Y.S. Bajagai (1), D. Zhang (1), X. Li (1), P.J. Dart (1), A.V. Klieve (1), P. Hugenholtz (2) and W.L. Bryden (1) - (1) School of Agriculture and Food Sciences, The University of Queensland - (2) Australian Centre for Ecogenomics, School of Chemistry and Molecular Biosciences, The University of Queensland Australia


Probiotics (direct fed microbials) are a potential alternative to antibiotic growth promoters for improving animal production and preventing enteric pathogen infections. The Authors are studying the effects of the novel, spore forming strain, Bacillus amyloliquefaciens H57 (H57) on productivity and the intestinal microbiota of poultry.
A sorghum and soybean based mash diet with or without H57 spores (~10 cfu/g), was fed to day old male, broiler chicks for 21 days. Chick growth and feed consumption was measured weekly and the ileal and caecal contents of 24 birds (2 from each replicate cohort of 15 chicks) were collected on day 21. Culture independent microbial profiling of the digesta samples was undertaken by sequencing V6 to V8 variable regions of the 16S rRNA gene with Illumina sequencing. Data was analysed with QIIME and vegan and other general packages in R.

Permutational multivariate analysis of variance of operational taxonomic units from control and H57 treated birds indicated that H57 significantly modified the microbial community structure both in the ileum (P < 0.005) and caecum (P < 0.005). Microbiota diversity (Shannon index) was significantly reduced (P < 0.05) in the ileum by dietary H57 addition (control 4.35 vs H57 group 3.92) while diversity was not affected in the caecum (rarefaction with sequencing depth of 25,000 reads per sample in both sites) with a shift in the relative abundance of multiple bacterial genera in both sites. The most prominent change was an increase in the relative abundance of Bacteroides in the caecum from 0.0002% in control birds to 17.4% in the H57 treated birds; becoming the most dominant taxon. Quantification of H57 in digesta samples by real time qPCR indicated that H57 did not multiply in the intestine.

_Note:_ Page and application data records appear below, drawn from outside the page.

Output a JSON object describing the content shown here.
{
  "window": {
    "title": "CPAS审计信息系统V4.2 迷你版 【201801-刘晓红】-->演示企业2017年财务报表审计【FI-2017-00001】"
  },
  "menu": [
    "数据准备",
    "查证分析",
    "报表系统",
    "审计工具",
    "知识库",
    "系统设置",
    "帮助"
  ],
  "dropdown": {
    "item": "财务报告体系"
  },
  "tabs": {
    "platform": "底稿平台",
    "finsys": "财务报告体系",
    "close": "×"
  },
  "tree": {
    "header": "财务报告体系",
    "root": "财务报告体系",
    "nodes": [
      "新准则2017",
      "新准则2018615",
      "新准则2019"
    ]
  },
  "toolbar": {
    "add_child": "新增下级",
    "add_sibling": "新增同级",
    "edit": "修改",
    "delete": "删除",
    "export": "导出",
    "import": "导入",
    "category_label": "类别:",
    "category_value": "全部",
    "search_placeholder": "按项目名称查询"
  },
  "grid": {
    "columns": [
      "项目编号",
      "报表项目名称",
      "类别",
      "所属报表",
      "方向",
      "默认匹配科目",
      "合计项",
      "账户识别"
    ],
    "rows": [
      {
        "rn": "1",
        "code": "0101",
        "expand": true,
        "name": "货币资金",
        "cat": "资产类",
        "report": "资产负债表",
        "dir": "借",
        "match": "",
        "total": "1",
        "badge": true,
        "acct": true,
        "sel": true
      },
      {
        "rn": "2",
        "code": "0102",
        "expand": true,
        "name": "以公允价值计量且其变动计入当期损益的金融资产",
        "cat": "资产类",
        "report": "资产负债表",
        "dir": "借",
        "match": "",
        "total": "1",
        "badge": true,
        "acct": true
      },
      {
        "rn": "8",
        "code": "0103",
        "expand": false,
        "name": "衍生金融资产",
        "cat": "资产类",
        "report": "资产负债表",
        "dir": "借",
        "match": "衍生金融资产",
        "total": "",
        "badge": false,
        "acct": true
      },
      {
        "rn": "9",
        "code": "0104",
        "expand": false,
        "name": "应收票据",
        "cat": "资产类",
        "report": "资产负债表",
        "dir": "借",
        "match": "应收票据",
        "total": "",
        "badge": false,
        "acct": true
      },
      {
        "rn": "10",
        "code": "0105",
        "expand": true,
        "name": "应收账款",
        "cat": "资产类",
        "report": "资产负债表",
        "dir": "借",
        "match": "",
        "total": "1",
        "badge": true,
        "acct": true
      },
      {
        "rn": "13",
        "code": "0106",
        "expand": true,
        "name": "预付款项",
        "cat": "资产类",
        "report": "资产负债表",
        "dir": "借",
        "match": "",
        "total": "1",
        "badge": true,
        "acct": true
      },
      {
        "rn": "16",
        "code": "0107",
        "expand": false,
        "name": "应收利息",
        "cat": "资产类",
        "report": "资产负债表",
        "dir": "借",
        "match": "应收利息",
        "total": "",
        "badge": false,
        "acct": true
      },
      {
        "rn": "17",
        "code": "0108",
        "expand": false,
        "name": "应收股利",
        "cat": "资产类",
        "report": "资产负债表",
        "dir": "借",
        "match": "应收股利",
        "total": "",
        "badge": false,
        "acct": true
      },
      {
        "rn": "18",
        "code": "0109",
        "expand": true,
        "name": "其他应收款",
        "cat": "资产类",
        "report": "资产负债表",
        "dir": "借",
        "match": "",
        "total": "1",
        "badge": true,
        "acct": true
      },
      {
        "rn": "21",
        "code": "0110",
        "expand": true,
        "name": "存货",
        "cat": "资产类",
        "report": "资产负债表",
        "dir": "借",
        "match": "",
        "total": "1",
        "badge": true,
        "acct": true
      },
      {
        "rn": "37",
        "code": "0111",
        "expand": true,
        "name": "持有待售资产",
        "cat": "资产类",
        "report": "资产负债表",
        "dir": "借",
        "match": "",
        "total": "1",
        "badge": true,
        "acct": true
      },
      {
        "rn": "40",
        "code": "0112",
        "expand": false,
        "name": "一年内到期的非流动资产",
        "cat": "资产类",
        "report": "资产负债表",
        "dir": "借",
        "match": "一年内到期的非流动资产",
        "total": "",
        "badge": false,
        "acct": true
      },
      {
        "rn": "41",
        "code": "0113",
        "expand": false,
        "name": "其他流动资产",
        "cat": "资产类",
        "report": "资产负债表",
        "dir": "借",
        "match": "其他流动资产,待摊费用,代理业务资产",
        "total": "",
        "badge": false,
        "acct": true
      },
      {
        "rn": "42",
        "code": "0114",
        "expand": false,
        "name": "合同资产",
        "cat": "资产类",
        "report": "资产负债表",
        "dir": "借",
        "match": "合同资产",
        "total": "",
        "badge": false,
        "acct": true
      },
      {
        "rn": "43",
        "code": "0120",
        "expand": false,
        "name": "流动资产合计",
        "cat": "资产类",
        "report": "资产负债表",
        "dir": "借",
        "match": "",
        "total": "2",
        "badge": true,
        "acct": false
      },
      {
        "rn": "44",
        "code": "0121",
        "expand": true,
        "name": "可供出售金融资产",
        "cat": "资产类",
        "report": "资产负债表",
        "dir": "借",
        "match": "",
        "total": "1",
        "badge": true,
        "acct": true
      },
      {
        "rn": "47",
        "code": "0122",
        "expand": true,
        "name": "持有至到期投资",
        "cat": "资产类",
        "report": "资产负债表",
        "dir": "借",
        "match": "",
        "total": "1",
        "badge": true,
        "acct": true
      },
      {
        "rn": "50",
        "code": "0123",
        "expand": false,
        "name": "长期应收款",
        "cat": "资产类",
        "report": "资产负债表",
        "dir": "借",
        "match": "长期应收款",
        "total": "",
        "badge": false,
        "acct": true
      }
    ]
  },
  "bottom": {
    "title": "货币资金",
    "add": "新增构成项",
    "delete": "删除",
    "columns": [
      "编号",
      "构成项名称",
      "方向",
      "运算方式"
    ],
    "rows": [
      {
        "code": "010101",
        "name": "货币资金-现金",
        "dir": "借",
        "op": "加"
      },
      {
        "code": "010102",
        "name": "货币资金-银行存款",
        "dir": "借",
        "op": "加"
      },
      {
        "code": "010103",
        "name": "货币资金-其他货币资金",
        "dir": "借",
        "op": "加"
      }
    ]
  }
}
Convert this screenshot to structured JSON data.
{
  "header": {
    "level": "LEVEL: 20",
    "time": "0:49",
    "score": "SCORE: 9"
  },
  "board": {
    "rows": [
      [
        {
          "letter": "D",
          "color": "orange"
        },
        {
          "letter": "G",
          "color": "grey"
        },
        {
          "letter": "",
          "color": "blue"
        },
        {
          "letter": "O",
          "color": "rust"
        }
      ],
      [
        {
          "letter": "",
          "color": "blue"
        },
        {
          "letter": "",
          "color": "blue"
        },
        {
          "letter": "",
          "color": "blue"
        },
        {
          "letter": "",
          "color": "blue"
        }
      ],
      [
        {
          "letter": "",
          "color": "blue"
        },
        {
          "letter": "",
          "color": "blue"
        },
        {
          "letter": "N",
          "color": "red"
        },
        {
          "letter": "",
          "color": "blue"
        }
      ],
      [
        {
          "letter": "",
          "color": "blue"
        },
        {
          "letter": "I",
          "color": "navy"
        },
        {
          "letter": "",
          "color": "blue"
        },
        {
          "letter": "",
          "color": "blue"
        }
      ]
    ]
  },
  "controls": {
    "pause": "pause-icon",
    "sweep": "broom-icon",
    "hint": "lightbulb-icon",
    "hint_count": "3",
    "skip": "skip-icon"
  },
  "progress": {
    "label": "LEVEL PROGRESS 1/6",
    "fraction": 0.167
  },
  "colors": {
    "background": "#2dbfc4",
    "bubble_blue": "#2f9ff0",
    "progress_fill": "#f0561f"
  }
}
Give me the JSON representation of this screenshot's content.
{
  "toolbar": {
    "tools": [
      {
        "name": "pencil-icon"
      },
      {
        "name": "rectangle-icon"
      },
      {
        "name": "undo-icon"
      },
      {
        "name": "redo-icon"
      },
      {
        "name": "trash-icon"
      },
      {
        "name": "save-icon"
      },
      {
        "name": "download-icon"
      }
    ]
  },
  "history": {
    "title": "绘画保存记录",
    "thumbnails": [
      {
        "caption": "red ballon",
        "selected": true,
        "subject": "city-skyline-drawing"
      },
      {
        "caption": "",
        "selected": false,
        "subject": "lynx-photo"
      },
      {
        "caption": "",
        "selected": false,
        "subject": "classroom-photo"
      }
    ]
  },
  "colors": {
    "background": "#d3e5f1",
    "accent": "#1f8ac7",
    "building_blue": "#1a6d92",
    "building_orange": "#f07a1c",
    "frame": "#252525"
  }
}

Together with the change in microbial community structure, H57 significantly improved (P < 0.005) growth rate. The average daily weight gain of H57 fed chicks was improved by some 6.9% (34.8 g/day/control bird vs 37.2g/day/H57 bird) resulting in a higher (P < 0.01) body weight at day 21(845g vs 896g). Similarly, H57 improved (P < 0.05) the feed conversion ratio by about 6% during the study without effect on feed intake.
In conclusion, dietary supplementation of the probiotic Bacillus amyloliquefaciens H57 to chickens modified the intestinal microbiota and improved growth and feed efficiency.

Acknowledgement: Authors are very appreciative of the role played by the late Tsung-Yu (Freddy) Yang in conducting the feeding experiment. This work was funded by Ridley AgriProducts and the Australian Research Council. YSB is a recipient of an Endeavour Scholarship from the Australian Government.

References are available on request
From the Proceedings of the 2017 Australian Poultry Science Symposium